» **Exercise brief**
Filter the lines below, keeping each one that holds "Gothic".
:::
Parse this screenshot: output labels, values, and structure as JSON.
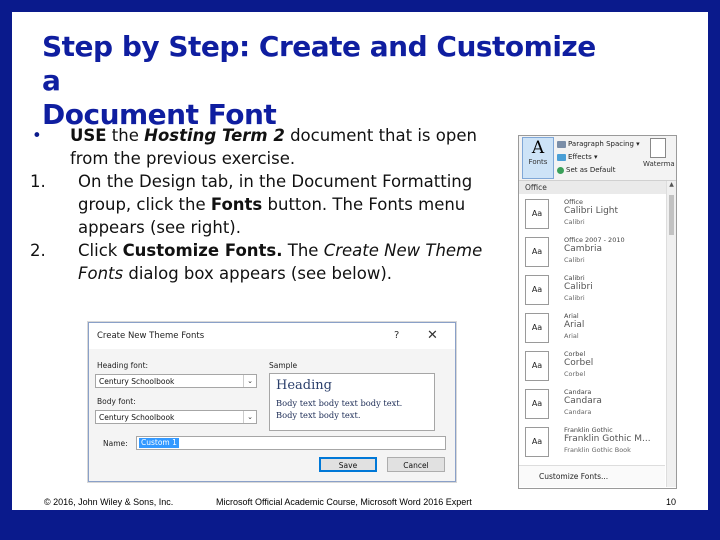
{
  "title": {
    "line1": "Step by Step: Create and Customize a",
    "line2": "Document Font"
  },
  "bullets": [
    {
      "mark": "•",
      "parts": [
        {
          "text": "USE",
          "style": "bold"
        },
        {
          "text": " the ",
          "style": "normal"
        },
        {
          "text": "Hosting Term 2",
          "style": "bold-italic"
        },
        {
          "text": " document that is open from the previous exercise.",
          "style": "normal"
        }
      ]
    },
    {
      "mark": "1.",
      "parts": [
        {
          "text": "On the Design tab, in the Document Formatting group, click the ",
          "style": "normal"
        },
        {
          "text": "Fonts",
          "style": "bold"
        },
        {
          "text": " button. The Fonts menu appears (see right).",
          "style": "normal"
        }
      ]
    },
    {
      "mark": "2.",
      "parts": [
        {
          "text": "Click ",
          "style": "normal"
        },
        {
          "text": "Customize Fonts.",
          "style": "bold"
        },
        {
          "text": " The ",
          "style": "normal"
        },
        {
          "text": "Create New Theme Fonts",
          "style": "italic"
        },
        {
          "text": " dialog box appears (see below).",
          "style": "normal"
        }
      ]
    }
  ],
  "fonts_menu": {
    "fonts_button": "Fonts",
    "fonts_glyph": "A",
    "paragraph_spacing": "Paragraph Spacing",
    "effects": "Effects",
    "set_as_default": "Set as Default",
    "watermark": "Waterma",
    "section_header": "Office",
    "preview_glyph": "Aa",
    "entries": [
      {
        "name": "Office",
        "heading": "Calibri Light",
        "body": "Calibri"
      },
      {
        "name": "Office 2007 - 2010",
        "heading": "Cambria",
        "body": "Calibri"
      },
      {
        "name": "Calibri",
        "heading": "Calibri",
        "body": "Calibri"
      },
      {
        "name": "Arial",
        "heading": "Arial",
        "body": "Arial"
      },
      {
        "name": "Corbel",
        "heading": "Corbel",
        "body": "Corbel"
      },
      {
        "name": "Candara",
        "heading": "Candara",
        "body": "Candara"
      },
      {
        "name": "Franklin Gothic",
        "heading": "Franklin Gothic M...",
        "body": "Franklin Gothic Book"
      }
    ],
    "customize_label": "Customize Fonts..."
  },
  "dialog": {
    "title": "Create New Theme Fonts",
    "help": "?",
    "close": "✕",
    "heading_font_label": "Heading font:",
    "heading_font_value": "Century Schoolbook",
    "body_font_label": "Body font:",
    "body_font_value": "Century Schoolbook",
    "sample_label": "Sample",
    "sample_heading": "Heading",
    "sample_body_line1": "Body text body text body text.",
    "sample_body_line2": "Body text body text.",
    "name_label": "Name:",
    "name_value": "Custom 1",
    "save_label": "Save",
    "cancel_label": "Cancel"
  },
  "footer": {
    "copyright": "© 2016, John Wiley & Sons, Inc.",
    "course": "Microsoft Official Academic Course, Microsoft Word 2016 Expert",
    "page_number": "10"
  }
}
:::
» **Task result**
        "name": "Franklin Gothic",
        "heading": "Franklin Gothic M...",
        "body": "Franklin Gothic Book"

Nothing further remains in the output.